• **BRIEF**
Copy, from the material below, each line where "blocks" shows up.

§ §

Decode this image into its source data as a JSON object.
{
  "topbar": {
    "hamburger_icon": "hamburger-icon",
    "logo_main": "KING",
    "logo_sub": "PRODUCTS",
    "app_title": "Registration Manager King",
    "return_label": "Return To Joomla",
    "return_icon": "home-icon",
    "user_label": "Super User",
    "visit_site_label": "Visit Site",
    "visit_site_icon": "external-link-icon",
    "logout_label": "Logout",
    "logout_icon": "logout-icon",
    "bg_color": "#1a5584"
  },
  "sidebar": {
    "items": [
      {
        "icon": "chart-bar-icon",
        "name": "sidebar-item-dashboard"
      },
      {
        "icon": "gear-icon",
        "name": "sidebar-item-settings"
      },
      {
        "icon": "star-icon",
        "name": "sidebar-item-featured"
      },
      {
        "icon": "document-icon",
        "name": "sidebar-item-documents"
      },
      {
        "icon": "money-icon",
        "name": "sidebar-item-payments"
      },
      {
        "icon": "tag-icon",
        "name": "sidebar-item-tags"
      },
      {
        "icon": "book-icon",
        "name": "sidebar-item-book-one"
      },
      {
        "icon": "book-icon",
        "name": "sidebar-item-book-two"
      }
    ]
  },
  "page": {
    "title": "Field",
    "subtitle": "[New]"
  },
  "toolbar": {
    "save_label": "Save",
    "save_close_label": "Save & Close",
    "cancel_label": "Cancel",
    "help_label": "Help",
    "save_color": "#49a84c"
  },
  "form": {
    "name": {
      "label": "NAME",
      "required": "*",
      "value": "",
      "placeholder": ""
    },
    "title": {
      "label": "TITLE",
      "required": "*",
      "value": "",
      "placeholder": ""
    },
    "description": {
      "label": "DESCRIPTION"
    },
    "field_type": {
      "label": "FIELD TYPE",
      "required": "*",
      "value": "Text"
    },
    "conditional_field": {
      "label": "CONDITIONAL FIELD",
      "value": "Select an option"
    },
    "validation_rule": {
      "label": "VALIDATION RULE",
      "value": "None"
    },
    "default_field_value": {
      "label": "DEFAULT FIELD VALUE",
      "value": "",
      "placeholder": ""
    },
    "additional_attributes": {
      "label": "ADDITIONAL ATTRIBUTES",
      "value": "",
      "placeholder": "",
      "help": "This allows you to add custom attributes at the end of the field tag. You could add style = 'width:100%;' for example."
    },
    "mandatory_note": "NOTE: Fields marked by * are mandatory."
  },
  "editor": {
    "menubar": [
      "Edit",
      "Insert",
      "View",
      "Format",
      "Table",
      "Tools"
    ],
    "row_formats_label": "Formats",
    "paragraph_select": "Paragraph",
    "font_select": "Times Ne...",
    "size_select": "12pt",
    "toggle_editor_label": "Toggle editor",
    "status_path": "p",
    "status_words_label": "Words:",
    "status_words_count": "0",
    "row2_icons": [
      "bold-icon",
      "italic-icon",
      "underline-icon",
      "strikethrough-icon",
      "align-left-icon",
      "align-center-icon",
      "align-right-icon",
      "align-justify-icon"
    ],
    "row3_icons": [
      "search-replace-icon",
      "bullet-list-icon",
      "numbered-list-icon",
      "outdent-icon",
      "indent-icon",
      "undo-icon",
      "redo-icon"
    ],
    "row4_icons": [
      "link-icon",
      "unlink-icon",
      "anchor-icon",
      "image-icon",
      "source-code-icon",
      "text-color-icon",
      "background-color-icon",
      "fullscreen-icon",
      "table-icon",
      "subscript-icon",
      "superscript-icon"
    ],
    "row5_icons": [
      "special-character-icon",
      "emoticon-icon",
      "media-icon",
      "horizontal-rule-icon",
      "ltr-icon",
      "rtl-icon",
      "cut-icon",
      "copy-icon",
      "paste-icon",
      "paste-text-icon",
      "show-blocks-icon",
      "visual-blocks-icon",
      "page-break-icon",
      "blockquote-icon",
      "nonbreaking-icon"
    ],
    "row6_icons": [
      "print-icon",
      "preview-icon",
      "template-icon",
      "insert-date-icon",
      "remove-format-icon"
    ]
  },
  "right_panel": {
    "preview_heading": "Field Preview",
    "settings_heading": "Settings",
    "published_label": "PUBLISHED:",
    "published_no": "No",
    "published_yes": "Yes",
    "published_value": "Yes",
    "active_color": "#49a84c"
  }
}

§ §

• **WORKED SOLUTION**
      "show-blocks-icon",
      "visual-blocks-icon",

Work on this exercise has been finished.